Format

Send to

Choose Destination
Early Hum Dev. 2011 Jun;87(6):433-7. doi: 10.1016/j.earlhumdev.2011.03.009. Epub 2011 Apr 14.

High plasma cytokine levels, white matter injury and neurodevelopment of high risk preterm infants: assessment at two years.

Author information

1
Department of Pediatrics, Universidade Federal do Rio Grande do Sul, Newborn Section, Hospital de Clinicas de Porto Alegre, RS, Brazil.

Abstract

BACKGROUND:

Controversy exists regarding association of high levels of proinflammatory cytokines, neonatal morbidities and poor neurodevelopment outcome in very low birth weight infants.

OBJECTIVE:

To determine association between severity of early inflammatory response and neurodevelopment outcome in high risk very low birth weight infants.

METHODS:

Sixty-two very preterm infants with high risk for early-onset sepsis were followed up to 24 months corrected age. Blood sample was collected for IL-6, IL-8, IL-10, IL-1β, and TNF-α analysis. Neurodevelopment outcome by Bayley Scales of Infant Development II was assessed at 22 to 24 months. Magnetic Resonance Image was performed at least once during the first 12 months.

RESULTS:

In 24 (38.7%) MDI was <85, and 16 (25.8%) had PDI<85. Low birth weight was significantly associated with low MDI, and birth weight and periventricular leukomalacia were significantly associated with low PDI by multiple regression analysis. After controlling for birth weight and gestational age, none of the studied variables was associated with low MDI, and only periventricular leukomalacia with low PDI. Each additional 100g in the birth weight reduced the probability of low MDI and PDI scores in 14%.

CONCLUSIONS:

There was no association of high cytokines plasma levels with poor neurodevelopment outcome at 22 to 24 months' corrected age, suggesting that elevations of plasma proinflammatory cytokines early in life do not play an important role in pathophysiology of brain injury in high risk preterm infants.

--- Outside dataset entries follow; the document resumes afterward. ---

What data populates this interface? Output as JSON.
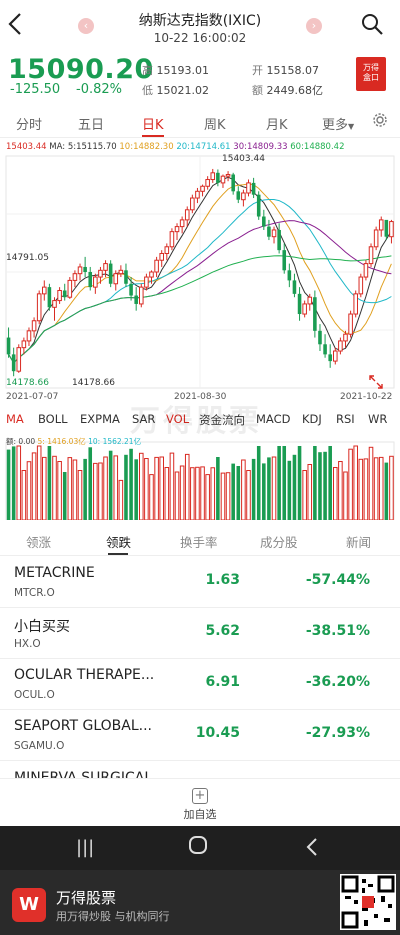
{
  "header": {
    "back_icon": "back-arrow-icon",
    "title": "纳斯达克指数(IXIC)",
    "subtitle": "10-22 16:00:02",
    "prev_icon": "chevron-left-circle-icon",
    "next_icon": "chevron-right-circle-icon",
    "search_icon": "search-icon"
  },
  "quote": {
    "price": "15090.20",
    "change": "-125.50",
    "change_pct": "-0.82%",
    "high_label": "高",
    "high": "15193.01",
    "low_label": "低",
    "low": "15021.02",
    "open_label": "开",
    "open": "15158.07",
    "amount_label": "额",
    "amount": "2449.68亿",
    "brand_line1": "万得",
    "brand_line2": "盒口",
    "color_down": "#1a9c52",
    "color_up": "#d92a22"
  },
  "period_tabs": [
    "分时",
    "五日",
    "日K",
    "周K",
    "月K",
    "更多"
  ],
  "period_active": "日K",
  "settings_icon": "gear-icon",
  "ma_legend": {
    "current": "15403.44",
    "ma_label": "MA:",
    "ma5": "5:15115.70",
    "ma10": "10:14882.30",
    "ma20": "20:14714.61",
    "ma30": "30:14809.33",
    "ma60": "60:14880.42"
  },
  "chart_data": {
    "type": "candlestick",
    "y_axis_labels": [
      "15403.44",
      "14791.05",
      "14178.66"
    ],
    "max_label": "15403.44",
    "min_label": "14178.66",
    "x_dates": [
      "2021-07-07",
      "2021-08-30",
      "2021-10-22"
    ],
    "ma_colors": {
      "ma5": "#333333",
      "ma10": "#e0a020",
      "ma20": "#20b8c8",
      "ma30": "#8a2090",
      "ma60": "#20b050"
    },
    "watermark": "万得股票",
    "ohlc": [
      [
        14400,
        14460,
        14280,
        14300
      ],
      [
        14300,
        14340,
        14170,
        14200
      ],
      [
        14200,
        14360,
        14190,
        14340
      ],
      [
        14340,
        14400,
        14300,
        14380
      ],
      [
        14380,
        14460,
        14350,
        14440
      ],
      [
        14440,
        14520,
        14400,
        14500
      ],
      [
        14500,
        14680,
        14480,
        14660
      ],
      [
        14660,
        14740,
        14620,
        14700
      ],
      [
        14700,
        14720,
        14560,
        14580
      ],
      [
        14580,
        14640,
        14500,
        14620
      ],
      [
        14620,
        14700,
        14600,
        14680
      ],
      [
        14680,
        14720,
        14620,
        14640
      ],
      [
        14640,
        14760,
        14630,
        14740
      ],
      [
        14740,
        14800,
        14700,
        14780
      ],
      [
        14780,
        14840,
        14740,
        14820
      ],
      [
        14820,
        14880,
        14760,
        14790
      ],
      [
        14790,
        14820,
        14680,
        14700
      ],
      [
        14700,
        14780,
        14660,
        14760
      ],
      [
        14760,
        14820,
        14720,
        14800
      ],
      [
        14800,
        14860,
        14760,
        14840
      ],
      [
        14840,
        14860,
        14700,
        14720
      ],
      [
        14720,
        14800,
        14680,
        14780
      ],
      [
        14780,
        14830,
        14760,
        14800
      ],
      [
        14800,
        14840,
        14700,
        14720
      ],
      [
        14720,
        14760,
        14620,
        14650
      ],
      [
        14650,
        14700,
        14560,
        14600
      ],
      [
        14600,
        14720,
        14580,
        14700
      ],
      [
        14700,
        14780,
        14680,
        14760
      ],
      [
        14760,
        14800,
        14720,
        14790
      ],
      [
        14790,
        14880,
        14760,
        14860
      ],
      [
        14860,
        14920,
        14820,
        14900
      ],
      [
        14900,
        14960,
        14860,
        14940
      ],
      [
        14940,
        15050,
        14920,
        15030
      ],
      [
        15030,
        15080,
        14980,
        15060
      ],
      [
        15060,
        15120,
        15020,
        15100
      ],
      [
        15100,
        15180,
        15060,
        15160
      ],
      [
        15160,
        15250,
        15140,
        15230
      ],
      [
        15230,
        15290,
        15200,
        15270
      ],
      [
        15270,
        15310,
        15240,
        15300
      ],
      [
        15300,
        15360,
        15280,
        15340
      ],
      [
        15340,
        15403,
        15320,
        15380
      ],
      [
        15380,
        15400,
        15300,
        15320
      ],
      [
        15320,
        15370,
        15290,
        15360
      ],
      [
        15360,
        15390,
        15330,
        15370
      ],
      [
        15370,
        15380,
        15250,
        15270
      ],
      [
        15270,
        15300,
        15200,
        15220
      ],
      [
        15220,
        15280,
        15180,
        15260
      ],
      [
        15260,
        15340,
        15240,
        15320
      ],
      [
        15320,
        15350,
        15230,
        15250
      ],
      [
        15250,
        15270,
        15100,
        15120
      ],
      [
        15120,
        15160,
        15040,
        15060
      ],
      [
        15060,
        15100,
        14980,
        15000
      ],
      [
        15000,
        15060,
        14960,
        15040
      ],
      [
        15040,
        15080,
        14900,
        14920
      ],
      [
        14920,
        14960,
        14780,
        14800
      ],
      [
        14800,
        14840,
        14700,
        14740
      ],
      [
        14740,
        14780,
        14640,
        14660
      ],
      [
        14660,
        14700,
        14500,
        14540
      ],
      [
        14540,
        14620,
        14520,
        14600
      ],
      [
        14600,
        14660,
        14560,
        14640
      ],
      [
        14640,
        14680,
        14400,
        14440
      ],
      [
        14440,
        14480,
        14320,
        14360
      ],
      [
        14360,
        14420,
        14280,
        14300
      ],
      [
        14300,
        14360,
        14220,
        14260
      ],
      [
        14260,
        14340,
        14240,
        14320
      ],
      [
        14320,
        14400,
        14300,
        14380
      ],
      [
        14380,
        14440,
        14340,
        14420
      ],
      [
        14420,
        14560,
        14400,
        14540
      ],
      [
        14540,
        14680,
        14520,
        14660
      ],
      [
        14660,
        14780,
        14640,
        14760
      ],
      [
        14760,
        14860,
        14740,
        14840
      ],
      [
        14840,
        14960,
        14820,
        14940
      ],
      [
        14940,
        15060,
        14920,
        15040
      ],
      [
        15040,
        15120,
        15000,
        15100
      ],
      [
        15100,
        15060,
        14980,
        15000
      ],
      [
        15000,
        15100,
        14960,
        15090
      ]
    ],
    "volume_ratio_labels": {
      "vol": "额: 0.00",
      "v5": "5: 1416.03亿",
      "v10": "10: 1562.21亿"
    }
  },
  "indicator_tabs": [
    "MA",
    "BOLL",
    "EXPMA",
    "SAR",
    "VOL",
    "资金流向",
    "MACD",
    "KDJ",
    "RSI",
    "WR"
  ],
  "indicator_active_ma": "MA",
  "indicator_active_vol": "VOL",
  "list_tabs": [
    "领涨",
    "领跌",
    "换手率",
    "成分股",
    "新闻"
  ],
  "list_active": "领跌",
  "rows": [
    {
      "name": "METACRINE",
      "code": "MTCR.O",
      "price": "1.63",
      "pct": "-57.44%"
    },
    {
      "name": "小白买买",
      "code": "HX.O",
      "price": "5.62",
      "pct": "-38.51%"
    },
    {
      "name": "OCULAR THERAPE...",
      "code": "OCUL.O",
      "price": "6.91",
      "pct": "-36.20%"
    },
    {
      "name": "SEAPORT GLOBAL...",
      "code": "SGAMU.O",
      "price": "10.45",
      "pct": "-27.93%"
    },
    {
      "name": "MINERVA SURGICAL",
      "code": "",
      "price": "",
      "pct": ""
    }
  ],
  "add_button": {
    "icon": "plus-square-icon",
    "label": "加自选"
  },
  "navbar": {
    "recents_icon": "recents-icon",
    "home_icon": "home-icon",
    "back_icon": "back-icon"
  },
  "banner": {
    "logo_icon": "wind-logo-icon",
    "title": "万得股票",
    "subtitle": "用万得炒股 与机构同行",
    "qr_icon": "qr-code-icon"
  }
}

[Indexed for MEDLINE]

Supplemental Content

Full text links

Icon for Elsevier Science
Loading ...
Support Center